**WORK TO COMPLETE:**
Extract the text of every entry below exactly; leave images out.

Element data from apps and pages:
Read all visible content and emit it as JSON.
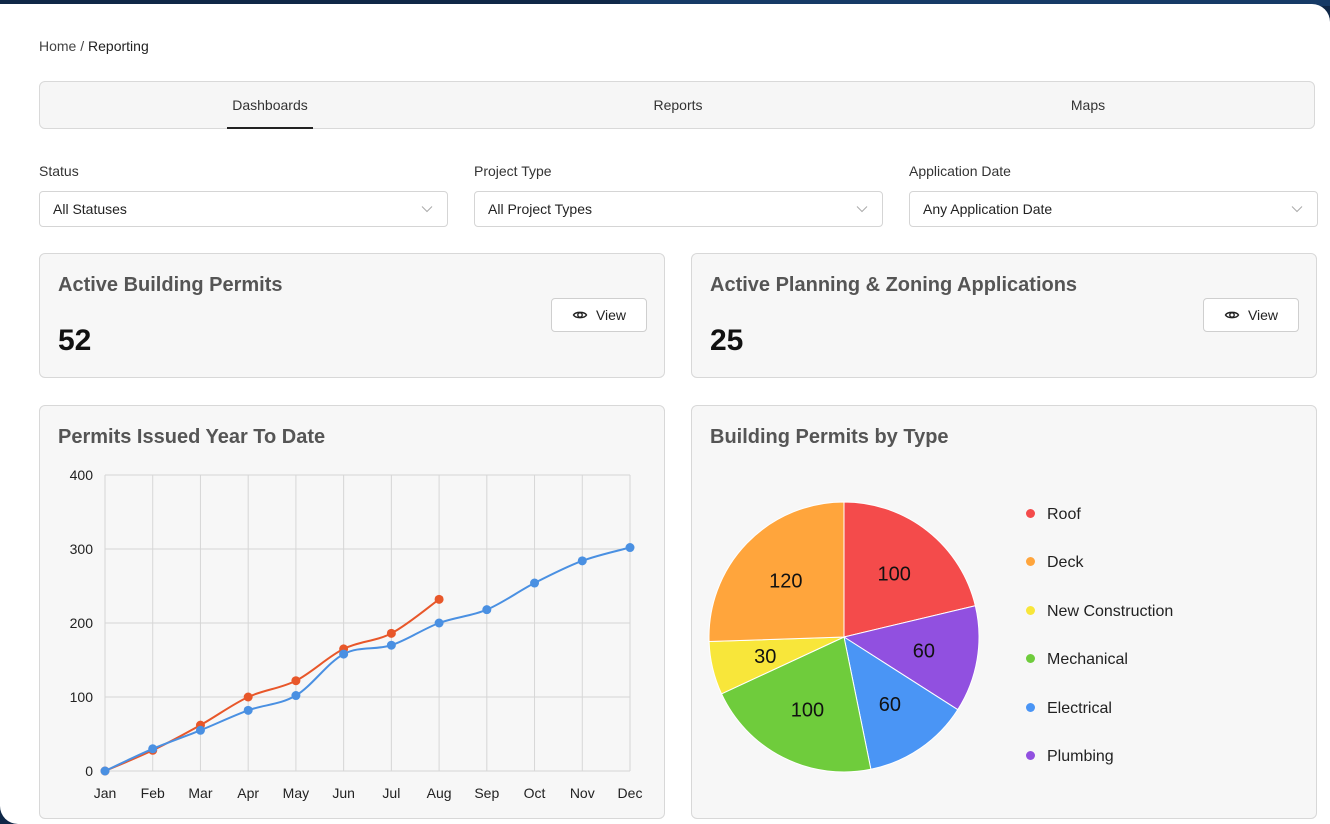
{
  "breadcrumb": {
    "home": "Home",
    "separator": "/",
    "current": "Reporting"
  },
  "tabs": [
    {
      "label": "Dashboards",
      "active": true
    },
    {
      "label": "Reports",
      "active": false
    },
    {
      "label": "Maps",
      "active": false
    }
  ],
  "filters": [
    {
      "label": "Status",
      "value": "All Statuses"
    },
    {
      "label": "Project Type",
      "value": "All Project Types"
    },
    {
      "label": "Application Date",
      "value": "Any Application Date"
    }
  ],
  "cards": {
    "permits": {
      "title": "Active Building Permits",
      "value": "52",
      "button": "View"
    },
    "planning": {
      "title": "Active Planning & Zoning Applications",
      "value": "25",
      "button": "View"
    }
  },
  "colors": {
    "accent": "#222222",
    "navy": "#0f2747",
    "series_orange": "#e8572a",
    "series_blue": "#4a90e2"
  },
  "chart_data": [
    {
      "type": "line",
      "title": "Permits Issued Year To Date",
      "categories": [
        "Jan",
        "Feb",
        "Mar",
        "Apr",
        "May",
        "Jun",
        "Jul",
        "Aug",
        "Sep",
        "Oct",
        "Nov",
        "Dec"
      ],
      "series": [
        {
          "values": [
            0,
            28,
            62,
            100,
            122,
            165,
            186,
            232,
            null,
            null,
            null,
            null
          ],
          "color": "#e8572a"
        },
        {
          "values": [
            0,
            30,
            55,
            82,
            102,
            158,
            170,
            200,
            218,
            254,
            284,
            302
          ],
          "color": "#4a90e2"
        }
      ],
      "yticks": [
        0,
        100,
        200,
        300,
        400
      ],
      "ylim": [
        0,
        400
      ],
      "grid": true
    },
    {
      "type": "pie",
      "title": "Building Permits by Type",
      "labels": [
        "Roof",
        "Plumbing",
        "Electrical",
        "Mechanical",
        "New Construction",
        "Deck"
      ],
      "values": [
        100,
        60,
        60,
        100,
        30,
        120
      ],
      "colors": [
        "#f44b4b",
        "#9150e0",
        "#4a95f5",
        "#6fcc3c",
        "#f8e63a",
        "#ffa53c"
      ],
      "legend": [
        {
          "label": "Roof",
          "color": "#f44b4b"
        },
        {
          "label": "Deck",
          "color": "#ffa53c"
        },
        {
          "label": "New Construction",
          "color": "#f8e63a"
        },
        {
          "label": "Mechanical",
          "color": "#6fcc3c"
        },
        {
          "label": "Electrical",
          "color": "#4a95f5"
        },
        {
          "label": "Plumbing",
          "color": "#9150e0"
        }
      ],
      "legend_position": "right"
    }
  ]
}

**REPLY TO THE EXERCISE:**
Read all visible content and emit it as JSON.
{
  "breadcrumb": {
    "home": "Home",
    "separator": "/",
    "current": "Reporting"
  },
  "tabs": [
    {
      "label": "Dashboards",
      "active": true
    },
    {
      "label": "Reports",
      "active": false
    },
    {
      "label": "Maps",
      "active": false
    }
  ],
  "filters": [
    {
      "label": "Status",
      "value": "All Statuses"
    },
    {
      "label": "Project Type",
      "value": "All Project Types"
    },
    {
      "label": "Application Date",
      "value": "Any Application Date"
    }
  ],
  "cards": {
    "permits": {
      "title": "Active Building Permits",
      "value": "52",
      "button": "View"
    },
    "planning": {
      "title": "Active Planning & Zoning Applications",
      "value": "25",
      "button": "View"
    }
  },
  "colors": {
    "accent": "#222222",
    "navy": "#0f2747",
    "series_orange": "#e8572a",
    "series_blue": "#4a90e2"
  },
  "chart_data": [
    {
      "type": "line",
      "title": "Permits Issued Year To Date",
      "categories": [
        "Jan",
        "Feb",
        "Mar",
        "Apr",
        "May",
        "Jun",
        "Jul",
        "Aug",
        "Sep",
        "Oct",
        "Nov",
        "Dec"
      ],
      "series": [
        {
          "values": [
            0,
            28,
            62,
            100,
            122,
            165,
            186,
            232,
            null,
            null,
            null,
            null
          ],
          "color": "#e8572a"
        },
        {
          "values": [
            0,
            30,
            55,
            82,
            102,
            158,
            170,
            200,
            218,
            254,
            284,
            302
          ],
          "color": "#4a90e2"
        }
      ],
      "yticks": [
        0,
        100,
        200,
        300,
        400
      ],
      "ylim": [
        0,
        400
      ],
      "grid": true
    },
    {
      "type": "pie",
      "title": "Building Permits by Type",
      "labels": [
        "Roof",
        "Plumbing",
        "Electrical",
        "Mechanical",
        "New Construction",
        "Deck"
      ],
      "values": [
        100,
        60,
        60,
        100,
        30,
        120
      ],
      "colors": [
        "#f44b4b",
        "#9150e0",
        "#4a95f5",
        "#6fcc3c",
        "#f8e63a",
        "#ffa53c"
      ],
      "legend": [
        {
          "label": "Roof",
          "color": "#f44b4b"
        },
        {
          "label": "Deck",
          "color": "#ffa53c"
        },
        {
          "label": "New Construction",
          "color": "#f8e63a"
        },
        {
          "label": "Mechanical",
          "color": "#6fcc3c"
        },
        {
          "label": "Electrical",
          "color": "#4a95f5"
        },
        {
          "label": "Plumbing",
          "color": "#9150e0"
        }
      ],
      "legend_position": "right"
    }
  ]
}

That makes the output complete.